About 25 participants place pretend $10 bets every Monday, Mr. Phelan said. Contestants can change their guesses based on the outcome of the latest episode each week, but by the end of the series, only the person who correctly chooses the successor the most number of times will be named the winner.

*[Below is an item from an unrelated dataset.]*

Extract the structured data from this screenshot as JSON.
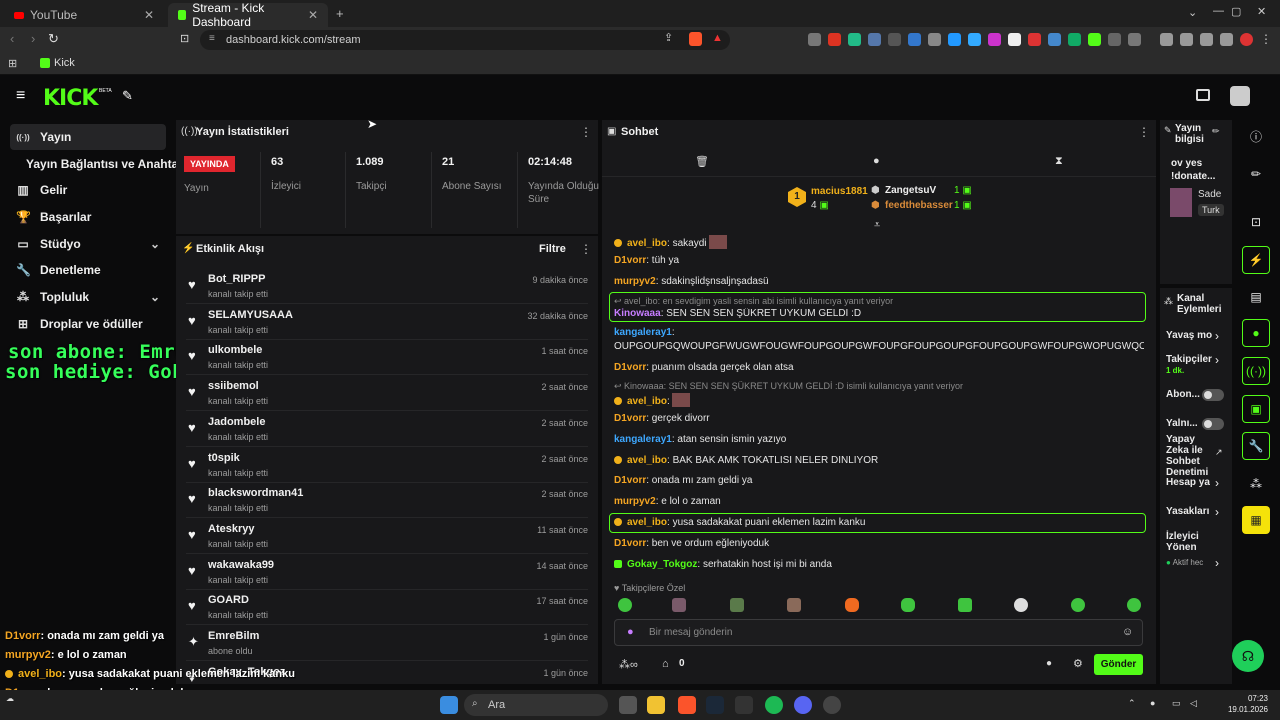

The prize? “T.B.D.,” he said. “It wouldn’t be a cash prize; it would be a gift voucher.”
Shruti Marathe, who started wagering money on television shows with her group of seven friends from college when “Game of Thrones” aired its sixth season in 2016, has expanded her casual betting game to a somewhat time-consuming hobby that now includes more than 60 participants across five different social circles, three rounds of predictions and an elaborate survey that goes beyond the question of who will come out on top. (Cash is no longer involved.)
The groups include Ms. Marathe’s work friends, her college friends, her non-college friends and her family and their friends. There’s also one she calls “The Waystar Royco Executive Training Program.” Who’s in this latter group? “Friends of friends,” said Ms. Marathe, 25, a development manager in Los Angeles. “For example, people who were sitting at my table at my friend’s wedding.”
The 15-question “Succession” form requires players to forecast several potential plot points: whether Logan or Kendall will die before the series finale; if Gerri Kellman, Logan’s long-suffering counsel, will “proactively initiate a romantic or sexual” relationship with Roman; when Shiv will confront her husband, Tom, about his betrayal in the finale of Season 3; and whether Connor will drop out of the presidential race.
Because of the survey’s detailed responses and number of participants, Ms. Marathe said, she chose not to collect money from players, so there will be no official cash prize. But winners will receive something priceless: “You get bragging rights,” she said.